At this time of year I often find myself snapping a leaf like this one, rain soaked and flattened into the pavement. It is the same sort of photograph, but of a different leaf faded eroded to form a different picture.
Almost by chance I find myself reading, in the King James version of the Bible, the Sermon on the Mount which begins in Chapter 5 of the Gospel according to St Matthew. I read it on my Kindle which makes it surprisingly more accessible than my old bible. So many of the verses are familiar from earlier reading, probably at school, perhaps later, but still a long time ago, that it seems that I am being prompted to recall what I already know by heart. I find myself surprised, though it is almost a platitude to say so, how many of the phrases ( even more than I thought) are now part of the English language.
With the recent occupation of the area in front of St Paul's Cathedral in London by anti-capitalists confronting the bankers of the City of London, several clerics asked the question: which side would Jesus have been on? The answer is in The Sermon on the Mount. "Lay not up for yourselves treasures upon earth, where moth and dust doth corrupt and where thieves break through and steal".
This and what follows must be among the most often quoted and, at the same time, the most widely ignored pieces of advice in any religious doctrine. That may also be said for the earlier demand: "For I say unto you , Love your enemies, bless them curse you, do good to them that hate you, and pray for them that despitefully use you." Not much sign of that nowadays. Or ever.

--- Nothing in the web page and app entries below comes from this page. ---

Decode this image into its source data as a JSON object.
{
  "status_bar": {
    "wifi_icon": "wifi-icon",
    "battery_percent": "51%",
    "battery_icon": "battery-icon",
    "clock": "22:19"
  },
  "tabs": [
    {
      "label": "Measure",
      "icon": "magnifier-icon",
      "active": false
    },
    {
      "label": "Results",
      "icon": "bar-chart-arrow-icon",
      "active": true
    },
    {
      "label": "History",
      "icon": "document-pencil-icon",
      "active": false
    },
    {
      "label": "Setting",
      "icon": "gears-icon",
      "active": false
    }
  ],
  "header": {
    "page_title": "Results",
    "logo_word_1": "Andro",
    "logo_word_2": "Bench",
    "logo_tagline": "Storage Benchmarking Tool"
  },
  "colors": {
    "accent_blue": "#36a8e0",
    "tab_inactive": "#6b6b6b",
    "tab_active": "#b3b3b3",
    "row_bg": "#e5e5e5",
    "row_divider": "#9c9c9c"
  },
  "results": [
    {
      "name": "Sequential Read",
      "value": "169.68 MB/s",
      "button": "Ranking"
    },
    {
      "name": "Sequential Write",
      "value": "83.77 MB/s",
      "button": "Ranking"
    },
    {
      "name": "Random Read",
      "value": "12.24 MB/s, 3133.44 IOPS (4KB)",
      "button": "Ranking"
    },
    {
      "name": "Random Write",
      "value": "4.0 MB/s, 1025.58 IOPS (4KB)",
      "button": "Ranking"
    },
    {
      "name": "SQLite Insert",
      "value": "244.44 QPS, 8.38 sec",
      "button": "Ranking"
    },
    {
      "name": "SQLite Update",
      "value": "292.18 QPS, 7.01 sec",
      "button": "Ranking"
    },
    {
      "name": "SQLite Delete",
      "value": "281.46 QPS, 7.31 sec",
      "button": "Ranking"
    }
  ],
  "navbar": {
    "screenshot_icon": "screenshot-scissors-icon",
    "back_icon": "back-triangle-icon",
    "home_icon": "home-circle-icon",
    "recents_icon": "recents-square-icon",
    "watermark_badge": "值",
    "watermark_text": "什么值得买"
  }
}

A familiar sound on the brick pavements of Tunbridge Wells is the rattle of someone pulling over them an item of wheeled luggage on his or her way to the railway station. Only a few years ago you saw people staggering under the weight of one or two overloaded suitcases, and a heavy puffing sound resulting from the exertion. One thing at least is better than it used to be.